They're home for the holidays, sure, but they've all got promising collections of prospects pledged to sign on Feb. 6.

Even at Penn State, where signs point to a long winter ahead with less than one year out of five on probation served, recruiting provides a reason for joy and happiness.

Too bad the school can't mail holiday cards stamped with the smiling faces of quarterback Christian Hackenberg and Adam Breneman, top-rated recruits nationally at their positions and both long committed to Bill O'Brien and the Nittany Lions.

Even for programs that barely made it to bowl eligibility, recruiting often offers the best reason for optimism. At Virginia Tech, where a 6-6 season goes over like a bowl of spoiled eggnog, cornerback Kendall Fuller, the No. 14 prospect in the ESPN 150, provides a reason for excitement.

Same goes for 6-6 Michigan State, which could make its holiday season by wrestling offensive guard David Dawson, a former Michigan commit, from the Wolverines.

Or at Ole Miss, where the best gift would come in the form of a 6-foot-5, 265-pound defensive end -- No. 1 overall ESPN 150 prospect Robert Nkemdiche, who dumped Clemson last month. His brother plays for the Rebels. Connect the dots.

Sixteen of 17 USC commitments rank among the ESPN 300. It won't erase the pain of a 7-5 season. but this class offers hope that the Trojans can rebound quickly from the impact of NCAA sanctions.
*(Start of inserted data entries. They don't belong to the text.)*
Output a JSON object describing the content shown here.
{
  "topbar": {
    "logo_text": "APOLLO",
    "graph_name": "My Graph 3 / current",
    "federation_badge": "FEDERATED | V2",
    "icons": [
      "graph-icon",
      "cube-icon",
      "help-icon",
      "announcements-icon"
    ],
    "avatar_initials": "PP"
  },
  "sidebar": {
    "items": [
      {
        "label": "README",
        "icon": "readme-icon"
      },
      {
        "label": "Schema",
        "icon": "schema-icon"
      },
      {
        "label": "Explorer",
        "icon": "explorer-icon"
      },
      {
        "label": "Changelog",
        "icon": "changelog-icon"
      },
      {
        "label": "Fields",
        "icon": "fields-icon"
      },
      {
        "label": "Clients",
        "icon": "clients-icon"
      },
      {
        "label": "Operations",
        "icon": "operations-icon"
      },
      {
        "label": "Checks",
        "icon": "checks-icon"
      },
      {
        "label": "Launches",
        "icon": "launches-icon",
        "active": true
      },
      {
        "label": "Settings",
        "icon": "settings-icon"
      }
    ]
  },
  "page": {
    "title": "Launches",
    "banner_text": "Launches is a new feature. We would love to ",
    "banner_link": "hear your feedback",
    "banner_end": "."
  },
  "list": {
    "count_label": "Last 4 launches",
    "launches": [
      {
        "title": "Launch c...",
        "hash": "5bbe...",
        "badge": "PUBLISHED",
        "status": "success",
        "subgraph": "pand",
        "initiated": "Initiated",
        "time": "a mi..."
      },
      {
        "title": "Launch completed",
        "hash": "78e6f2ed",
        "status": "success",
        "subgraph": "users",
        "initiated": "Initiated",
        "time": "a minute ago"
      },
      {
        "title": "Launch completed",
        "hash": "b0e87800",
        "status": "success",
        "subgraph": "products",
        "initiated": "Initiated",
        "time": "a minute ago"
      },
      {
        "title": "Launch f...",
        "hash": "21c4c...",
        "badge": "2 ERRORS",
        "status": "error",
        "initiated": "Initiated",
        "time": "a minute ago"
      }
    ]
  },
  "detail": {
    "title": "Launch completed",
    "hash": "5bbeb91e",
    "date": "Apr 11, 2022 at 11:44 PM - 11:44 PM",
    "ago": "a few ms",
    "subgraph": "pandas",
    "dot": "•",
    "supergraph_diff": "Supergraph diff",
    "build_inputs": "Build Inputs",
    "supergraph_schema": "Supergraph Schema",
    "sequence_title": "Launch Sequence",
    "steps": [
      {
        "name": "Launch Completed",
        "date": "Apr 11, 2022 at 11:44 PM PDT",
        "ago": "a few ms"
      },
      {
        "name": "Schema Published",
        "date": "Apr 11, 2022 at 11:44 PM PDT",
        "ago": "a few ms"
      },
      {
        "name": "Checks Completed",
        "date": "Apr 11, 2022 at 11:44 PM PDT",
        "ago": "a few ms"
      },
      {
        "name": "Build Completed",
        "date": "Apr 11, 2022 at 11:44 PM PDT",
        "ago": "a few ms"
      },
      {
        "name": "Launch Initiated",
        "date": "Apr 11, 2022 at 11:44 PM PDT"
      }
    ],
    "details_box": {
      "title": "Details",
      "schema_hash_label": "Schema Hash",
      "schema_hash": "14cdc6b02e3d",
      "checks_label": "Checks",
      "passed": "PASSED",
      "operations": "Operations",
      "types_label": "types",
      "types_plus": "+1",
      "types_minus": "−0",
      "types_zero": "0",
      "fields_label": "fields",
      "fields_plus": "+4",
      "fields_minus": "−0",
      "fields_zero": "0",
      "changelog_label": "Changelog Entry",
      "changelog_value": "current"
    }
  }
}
Surely, Su'a Cravens, Kenny Bigelow and Eddie Vanderdoes can help that defense.

There are no busts before signing day. This is the time of year when even the losing programs win.

The next two months promise joy and disappointment on the recruiting trail. Lose a recruit? Replace him with another. The sting fades.

We'll watch to see what coaches land Nkemdiche, Adams, Laremy Tunsil, Mackensie Alexander, Ricky Seals-Jones and Laquon Treadwell. The drama will be great.

Alabama, Florida State, Florida, Georgia and Notre Dame finished among the top nine last year in the recruiting race. Freshmen helped them all this season.

Who will it be next year?